§ **Description of the task**: Keyword search on "structured": report each line of the records that contains it.

(Stored items)
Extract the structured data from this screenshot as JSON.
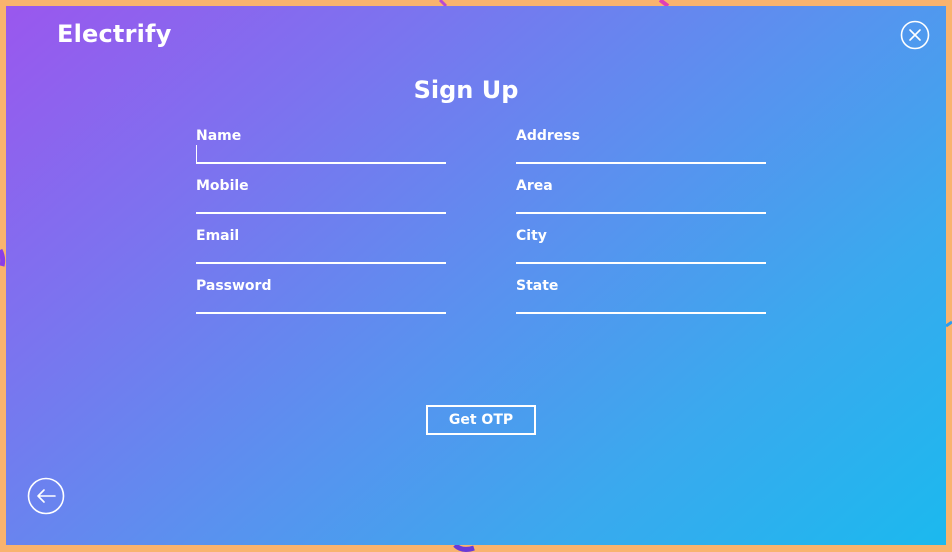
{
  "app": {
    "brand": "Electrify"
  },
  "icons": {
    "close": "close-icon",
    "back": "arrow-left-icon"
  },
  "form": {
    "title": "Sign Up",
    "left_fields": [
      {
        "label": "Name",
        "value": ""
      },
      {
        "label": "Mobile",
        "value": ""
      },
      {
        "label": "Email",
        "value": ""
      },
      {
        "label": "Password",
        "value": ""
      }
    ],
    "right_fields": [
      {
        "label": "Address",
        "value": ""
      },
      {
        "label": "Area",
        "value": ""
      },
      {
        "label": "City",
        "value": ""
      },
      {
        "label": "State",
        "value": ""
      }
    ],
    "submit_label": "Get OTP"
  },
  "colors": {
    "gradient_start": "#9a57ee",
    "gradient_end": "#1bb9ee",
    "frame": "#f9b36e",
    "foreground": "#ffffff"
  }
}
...
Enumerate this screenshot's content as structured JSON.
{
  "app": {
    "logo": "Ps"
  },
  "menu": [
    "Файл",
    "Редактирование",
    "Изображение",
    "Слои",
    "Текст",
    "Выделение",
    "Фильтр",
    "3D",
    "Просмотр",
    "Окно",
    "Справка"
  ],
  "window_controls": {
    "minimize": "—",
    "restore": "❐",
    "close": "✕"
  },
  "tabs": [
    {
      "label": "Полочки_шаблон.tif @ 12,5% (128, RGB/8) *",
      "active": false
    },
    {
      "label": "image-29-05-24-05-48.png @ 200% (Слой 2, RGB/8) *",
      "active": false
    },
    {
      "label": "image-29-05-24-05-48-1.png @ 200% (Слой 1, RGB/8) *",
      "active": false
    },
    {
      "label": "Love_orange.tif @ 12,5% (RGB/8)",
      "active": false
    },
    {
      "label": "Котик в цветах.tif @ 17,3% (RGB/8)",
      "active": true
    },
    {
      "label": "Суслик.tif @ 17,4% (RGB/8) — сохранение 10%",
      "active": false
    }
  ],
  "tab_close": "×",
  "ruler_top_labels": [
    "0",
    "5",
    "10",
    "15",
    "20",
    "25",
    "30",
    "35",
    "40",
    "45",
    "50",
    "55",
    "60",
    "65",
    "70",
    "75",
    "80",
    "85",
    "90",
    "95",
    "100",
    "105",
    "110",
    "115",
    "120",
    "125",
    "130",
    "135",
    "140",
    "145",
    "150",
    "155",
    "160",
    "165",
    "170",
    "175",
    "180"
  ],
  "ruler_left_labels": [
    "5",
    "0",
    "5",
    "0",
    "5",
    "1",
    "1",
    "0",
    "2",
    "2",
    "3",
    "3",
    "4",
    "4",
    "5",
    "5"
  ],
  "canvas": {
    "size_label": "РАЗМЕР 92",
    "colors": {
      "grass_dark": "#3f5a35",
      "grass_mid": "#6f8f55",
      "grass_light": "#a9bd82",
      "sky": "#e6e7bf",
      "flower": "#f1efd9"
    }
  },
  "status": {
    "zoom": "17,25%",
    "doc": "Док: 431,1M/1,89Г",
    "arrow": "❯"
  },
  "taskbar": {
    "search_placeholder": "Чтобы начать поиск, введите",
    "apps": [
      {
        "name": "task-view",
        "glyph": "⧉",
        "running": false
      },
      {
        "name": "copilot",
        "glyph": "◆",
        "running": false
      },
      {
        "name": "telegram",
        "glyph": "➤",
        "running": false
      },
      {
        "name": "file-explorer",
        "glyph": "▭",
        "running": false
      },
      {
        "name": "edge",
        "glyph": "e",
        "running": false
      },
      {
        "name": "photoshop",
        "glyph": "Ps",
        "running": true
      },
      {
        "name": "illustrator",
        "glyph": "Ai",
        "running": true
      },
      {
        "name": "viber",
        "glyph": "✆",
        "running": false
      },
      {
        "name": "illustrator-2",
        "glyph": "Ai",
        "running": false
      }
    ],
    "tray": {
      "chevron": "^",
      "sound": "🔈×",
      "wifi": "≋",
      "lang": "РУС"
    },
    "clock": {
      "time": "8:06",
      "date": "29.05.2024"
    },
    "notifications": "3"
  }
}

§ **Reply**:
Extract the structured data from this screenshot as JSON.
Enumerate this screenshot's content as structured JSON.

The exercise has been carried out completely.